Belgian Shepherd Dog (Malinois)
The Belgian Shepherd Dog (Malinois) is a large dog with a working background. He has strength and intelligence and would need an owner who is firm, experienced and would give him the physical and mental challenges he deserves. He needs to live in a house with a garden. He needs two good walks a day with plenty of opportunity to run free. His shortish, firm textured coat needs grooming regularly. Due to his size, strength and working background the Malinois does not make an ideal family pet.
Inbreeding Coefficient - COI
(Should be as low as possible)
The UK Kennel Club breed average COI is 2.8% - see 'A Beginners Guide to COI'
Effective Population Size - EPSTBC
EPS is a measure of how many individuals are contributing genetically to a breed population. It is a measure of the size of the gene pool in a breed. Lower than 100 is considered critical by conservationists and below 50 brings a breed close to extinction. For more information see the Kennel Club article.
Health and Welfare Problems due to Conformation
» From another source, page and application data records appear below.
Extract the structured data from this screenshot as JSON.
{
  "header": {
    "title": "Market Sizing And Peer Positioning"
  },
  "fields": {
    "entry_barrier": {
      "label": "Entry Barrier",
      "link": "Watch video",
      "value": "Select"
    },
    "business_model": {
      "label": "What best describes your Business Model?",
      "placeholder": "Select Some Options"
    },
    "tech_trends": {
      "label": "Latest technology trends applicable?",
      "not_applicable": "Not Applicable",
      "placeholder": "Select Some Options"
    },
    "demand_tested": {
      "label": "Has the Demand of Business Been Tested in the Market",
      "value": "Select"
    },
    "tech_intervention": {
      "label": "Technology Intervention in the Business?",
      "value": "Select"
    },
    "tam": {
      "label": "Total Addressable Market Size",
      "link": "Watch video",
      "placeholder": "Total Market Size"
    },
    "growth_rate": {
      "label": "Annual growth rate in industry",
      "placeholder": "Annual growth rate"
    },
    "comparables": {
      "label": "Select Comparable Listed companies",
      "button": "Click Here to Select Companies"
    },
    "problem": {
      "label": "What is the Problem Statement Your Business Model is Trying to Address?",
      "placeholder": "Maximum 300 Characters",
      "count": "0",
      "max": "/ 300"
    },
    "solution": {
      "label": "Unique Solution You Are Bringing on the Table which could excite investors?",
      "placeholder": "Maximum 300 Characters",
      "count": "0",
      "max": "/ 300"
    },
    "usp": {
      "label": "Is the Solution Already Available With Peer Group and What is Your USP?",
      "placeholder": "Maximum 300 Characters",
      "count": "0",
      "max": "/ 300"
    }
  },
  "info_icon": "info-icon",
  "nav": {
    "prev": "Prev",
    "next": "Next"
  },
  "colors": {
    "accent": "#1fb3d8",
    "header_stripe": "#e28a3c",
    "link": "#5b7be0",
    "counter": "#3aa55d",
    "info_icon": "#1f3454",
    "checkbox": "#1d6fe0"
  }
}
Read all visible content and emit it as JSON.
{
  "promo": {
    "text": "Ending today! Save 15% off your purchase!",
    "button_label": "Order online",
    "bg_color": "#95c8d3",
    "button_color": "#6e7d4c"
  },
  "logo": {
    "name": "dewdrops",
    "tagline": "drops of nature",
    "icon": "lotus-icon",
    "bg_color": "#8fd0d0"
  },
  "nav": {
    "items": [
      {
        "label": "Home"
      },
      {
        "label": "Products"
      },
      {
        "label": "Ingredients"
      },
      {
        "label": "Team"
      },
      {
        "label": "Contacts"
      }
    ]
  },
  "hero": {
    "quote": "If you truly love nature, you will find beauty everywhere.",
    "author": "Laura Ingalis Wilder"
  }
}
(Body shape and physical characteristics)
BVA/KC Health Schemes: www.bva.co.uk/chs
- Hip dysplasia: breed 5 year mean score 9.0 (parents should be lower)
- Elbow dysplasia: score should be ideally 0:0
- Eye disease: Hereditary cataract (HC) (annual screening)
Estimated Breeding Values (EBVs) : No EBVs are currently available for this breed
DNA Tests Available
DogWellNet and IPFD Harmonisation of Genetic Testing for Dogs (HGTD)
- Degenerative Myelopathy (DM)
- Spongy Degeneration with Cerebellar Ataxia Subtype 1(SDCA1)
- Spongy Degeneration with Cerebellar Ataxia Subtype 2 (SDCA2)
- Cerebellar Ataxia KCNJ10-related
- Cerebellar Ataxia ATP1B2-related
Availability of a DNA test does not mean that it is always necessary or even desirable for breeders to use this test.
Other Breed-Specific Health Screening Schemes
Ask the breeder to show you the certificates for the above tests/screening for both parents. If any of the above tests have not been considered necessary by the breeder (and there may be good reasons), ask her to explain why.
Other Diseases Reported
(For which there are currently no genetic or screening tests for sire or dam)
- Skin – Vitiligo
- Cancer – Gastric carcinoma
- Idiopathic epilepsy
- Eyes – Chronic superficial keratitis
Ask the breeder about the medical history of the parents, grandparents and great grandparents. Consider carefully whether to purchase a puppy if some of these or other diseases are in the family line.
Ask about the breeder’s policy in cases of serious genetic diseases occurring to your puppy in later life. Good breeders will request to be informed of such events in order to improve future breeding decisions.
You are strongly advised to buy from a breeder who uses (or is prepared to use) the AWF Puppy Contract and Puppy Information Pack (PIP): www.puppycontract.org.uk
The breeder should also be familiar with the CFSG/DBRG Code of Practice for Dog Breeding
Or the Kennel Club’s Assured Breeders Scheme Standard and Guidance:
Standard PDF | Guidance PDF